Type out every line below exactly as it reads.

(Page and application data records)
▬▬▬▬▬▬▬▬▬▬
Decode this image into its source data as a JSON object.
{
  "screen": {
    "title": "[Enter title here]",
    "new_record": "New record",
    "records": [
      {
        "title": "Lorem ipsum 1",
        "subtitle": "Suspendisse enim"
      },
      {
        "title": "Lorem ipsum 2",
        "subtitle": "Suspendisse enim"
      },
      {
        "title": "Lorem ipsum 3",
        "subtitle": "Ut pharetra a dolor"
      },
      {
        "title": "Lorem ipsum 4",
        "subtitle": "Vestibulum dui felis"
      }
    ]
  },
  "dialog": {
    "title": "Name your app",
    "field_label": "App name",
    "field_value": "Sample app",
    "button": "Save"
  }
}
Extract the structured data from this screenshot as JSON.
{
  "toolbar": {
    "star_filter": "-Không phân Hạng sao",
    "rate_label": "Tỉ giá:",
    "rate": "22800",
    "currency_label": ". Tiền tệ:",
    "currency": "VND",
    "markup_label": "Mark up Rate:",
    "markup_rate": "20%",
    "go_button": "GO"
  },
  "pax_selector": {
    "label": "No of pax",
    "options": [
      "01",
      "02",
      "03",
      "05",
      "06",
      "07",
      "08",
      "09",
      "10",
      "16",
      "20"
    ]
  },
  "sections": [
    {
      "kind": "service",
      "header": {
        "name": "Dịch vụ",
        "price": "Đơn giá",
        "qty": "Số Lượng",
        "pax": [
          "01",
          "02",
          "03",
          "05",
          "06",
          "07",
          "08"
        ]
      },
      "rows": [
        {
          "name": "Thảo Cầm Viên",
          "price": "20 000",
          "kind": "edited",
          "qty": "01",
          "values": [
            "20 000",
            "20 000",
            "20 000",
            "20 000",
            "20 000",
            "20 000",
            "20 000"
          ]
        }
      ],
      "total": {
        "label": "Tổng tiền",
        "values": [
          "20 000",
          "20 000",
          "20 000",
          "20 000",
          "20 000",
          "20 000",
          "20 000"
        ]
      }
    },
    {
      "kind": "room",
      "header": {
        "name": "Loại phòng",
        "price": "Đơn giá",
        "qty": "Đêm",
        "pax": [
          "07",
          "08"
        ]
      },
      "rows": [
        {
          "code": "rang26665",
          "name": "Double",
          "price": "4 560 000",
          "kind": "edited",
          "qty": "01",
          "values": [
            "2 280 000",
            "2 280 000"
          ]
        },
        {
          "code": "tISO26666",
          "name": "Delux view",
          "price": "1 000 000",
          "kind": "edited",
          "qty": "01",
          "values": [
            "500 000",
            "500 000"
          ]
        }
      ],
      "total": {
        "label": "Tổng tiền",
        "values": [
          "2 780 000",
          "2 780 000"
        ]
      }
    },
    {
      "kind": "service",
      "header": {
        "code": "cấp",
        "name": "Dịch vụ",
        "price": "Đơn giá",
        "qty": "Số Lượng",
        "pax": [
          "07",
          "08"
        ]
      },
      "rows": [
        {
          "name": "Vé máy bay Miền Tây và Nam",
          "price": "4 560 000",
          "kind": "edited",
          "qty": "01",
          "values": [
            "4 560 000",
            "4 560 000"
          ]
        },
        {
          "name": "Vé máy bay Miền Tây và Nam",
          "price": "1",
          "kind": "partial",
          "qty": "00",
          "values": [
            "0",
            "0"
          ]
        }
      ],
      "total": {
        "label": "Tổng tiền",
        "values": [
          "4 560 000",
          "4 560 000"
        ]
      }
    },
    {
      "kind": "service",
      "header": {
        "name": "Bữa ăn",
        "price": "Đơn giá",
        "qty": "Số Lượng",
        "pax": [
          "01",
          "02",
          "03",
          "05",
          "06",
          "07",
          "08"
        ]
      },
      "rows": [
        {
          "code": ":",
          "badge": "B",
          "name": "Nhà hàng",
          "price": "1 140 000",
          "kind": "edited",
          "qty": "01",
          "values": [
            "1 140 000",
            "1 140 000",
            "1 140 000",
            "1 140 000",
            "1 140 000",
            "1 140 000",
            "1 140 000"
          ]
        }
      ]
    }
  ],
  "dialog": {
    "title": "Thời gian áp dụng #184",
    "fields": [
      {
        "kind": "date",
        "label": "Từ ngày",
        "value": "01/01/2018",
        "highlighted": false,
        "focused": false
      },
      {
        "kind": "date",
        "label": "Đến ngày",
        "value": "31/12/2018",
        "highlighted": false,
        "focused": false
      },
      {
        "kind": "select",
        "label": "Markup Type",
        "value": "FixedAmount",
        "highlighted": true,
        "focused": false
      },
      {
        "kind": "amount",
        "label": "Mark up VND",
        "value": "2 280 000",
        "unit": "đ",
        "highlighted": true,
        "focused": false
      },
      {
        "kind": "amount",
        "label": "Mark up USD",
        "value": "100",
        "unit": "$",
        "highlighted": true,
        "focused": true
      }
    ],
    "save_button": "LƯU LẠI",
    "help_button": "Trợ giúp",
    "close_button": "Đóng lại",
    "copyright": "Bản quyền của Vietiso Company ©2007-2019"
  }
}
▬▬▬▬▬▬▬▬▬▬
### SOLUTION FOR THIS PROBLEM
Decode this image into its source data as a JSON object.
{
  "screen": {
    "title": "[Enter title here]",
    "new_record": "New record",
    "records": [
      {
        "title": "Lorem ipsum 1",
        "subtitle": "Suspendisse enim"
      },
      {
        "title": "Lorem ipsum 2",
        "subtitle": "Suspendisse enim"
      },
      {
        "title": "Lorem ipsum 3",
        "subtitle": "Ut pharetra a dolor"
      },
      {
        "title": "Lorem ipsum 4",
        "subtitle": "Vestibulum dui felis"
      }
    ]
  },
  "dialog": {
    "title": "Name your app",
    "field_label": "App name",
    "field_value": "Sample app",
    "button": "Save"
  }
}
Extract the structured data from this screenshot as JSON.
{
  "toolbar": {
    "star_filter": "-Không phân Hạng sao",
    "rate_label": "Tỉ giá:",
    "rate": "22800",
    "currency_label": ". Tiền tệ:",
    "currency": "VND",
    "markup_label": "Mark up Rate:",
    "markup_rate": "20%",
    "go_button": "GO"
  },
  "pax_selector": {
    "label": "No of pax",
    "options": [
      "01",
      "02",
      "03",
      "05",
      "06",
      "07",
      "08",
      "09",
      "10",
      "16",
      "20"
    ]
  },
  "sections": [
    {
      "kind": "service",
      "header": {
        "name": "Dịch vụ",
        "price": "Đơn giá",
        "qty": "Số Lượng",
        "pax": [
          "01",
          "02",
          "03",
          "05",
          "06",
          "07",
          "08"
        ]
      },
      "rows": [
        {
          "name": "Thảo Cầm Viên",
          "price": "20 000",
          "kind": "edited",
          "qty": "01",
          "values": [
            "20 000",
            "20 000",
            "20 000",
            "20 000",
            "20 000",
            "20 000",
            "20 000"
          ]
        }
      ],
      "total": {
        "label": "Tổng tiền",
        "values": [
          "20 000",
          "20 000",
          "20 000",
          "20 000",
          "20 000",
          "20 000",
          "20 000"
        ]
      }
    },
    {
      "kind": "room",
      "header": {
        "name": "Loại phòng",
        "price": "Đơn giá",
        "qty": "Đêm",
        "pax": [
          "07",
          "08"
        ]
      },
      "rows": [
        {
          "code": "rang26665",
          "name": "Double",
          "price": "4 560 000",
          "kind": "edited",
          "qty": "01",
          "values": [
            "2 280 000",
            "2 280 000"
          ]
        },
        {
          "code": "tISO26666",
          "name": "Delux view",
          "price": "1 000 000",
          "kind": "edited",
          "qty": "01",
          "values": [
            "500 000",
            "500 000"
          ]
        }
      ],
      "total": {
        "label": "Tổng tiền",
        "values": [
          "2 780 000",
          "2 780 000"
        ]
      }
    },
    {
      "kind": "service",
      "header": {
        "code": "cấp",
        "name": "Dịch vụ",
        "price": "Đơn giá",
        "qty": "Số Lượng",
        "pax": [
          "07",
          "08"
        ]
      },
      "rows": [
        {
          "name": "Vé máy bay Miền Tây và Nam",
          "price": "4 560 000",
          "kind": "edited",
          "qty": "01",
          "values": [
            "4 560 000",
            "4 560 000"
          ]
        },
        {
          "name": "Vé máy bay Miền Tây và Nam",
          "price": "1",
          "kind": "partial",
          "qty": "00",
          "values": [
            "0",
            "0"
          ]
        }
      ],
      "total": {
        "label": "Tổng tiền",
        "values": [
          "4 560 000",
          "4 560 000"
        ]
      }
    },
    {
      "kind": "service",
      "header": {
        "name": "Bữa ăn",
        "price": "Đơn giá",
        "qty": "Số Lượng",
        "pax": [
          "01",
          "02",
          "03",
          "05",
          "06",
          "07",
          "08"
        ]
      },
      "rows": [
        {
          "code": ":",
          "badge": "B",
          "name": "Nhà hàng",
          "price": "1 140 000",
          "kind": "edited",
          "qty": "01",
          "values": [
            "1 140 000",
            "1 140 000",
            "1 140 000",
            "1 140 000",
            "1 140 000",
            "1 140 000",
            "1 140 000"
          ]
        }
      ]
    }
  ],
  "dialog": {
    "title": "Thời gian áp dụng #184",
    "fields": [
      {
        "kind": "date",
        "label": "Từ ngày",
        "value": "01/01/2018",
        "highlighted": false,
        "focused": false
      },
      {
        "kind": "date",
        "label": "Đến ngày",
        "value": "31/12/2018",
        "highlighted": false,
        "focused": false
      },
      {
        "kind": "select",
        "label": "Markup Type",
        "value": "FixedAmount",
        "highlighted": true,
        "focused": false
      },
      {
        "kind": "amount",
        "label": "Mark up VND",
        "value": "2 280 000",
        "unit": "đ",
        "highlighted": true,
        "focused": false
      },
      {
        "kind": "amount",
        "label": "Mark up USD",
        "value": "100",
        "unit": "$",
        "highlighted": true,
        "focused": true
      }
    ],
    "save_button": "LƯU LẠI",
    "help_button": "Trợ giúp",
    "close_button": "Đóng lại",
    "copyright": "Bản quyền của Vietiso Company ©2007-2019"
  }
}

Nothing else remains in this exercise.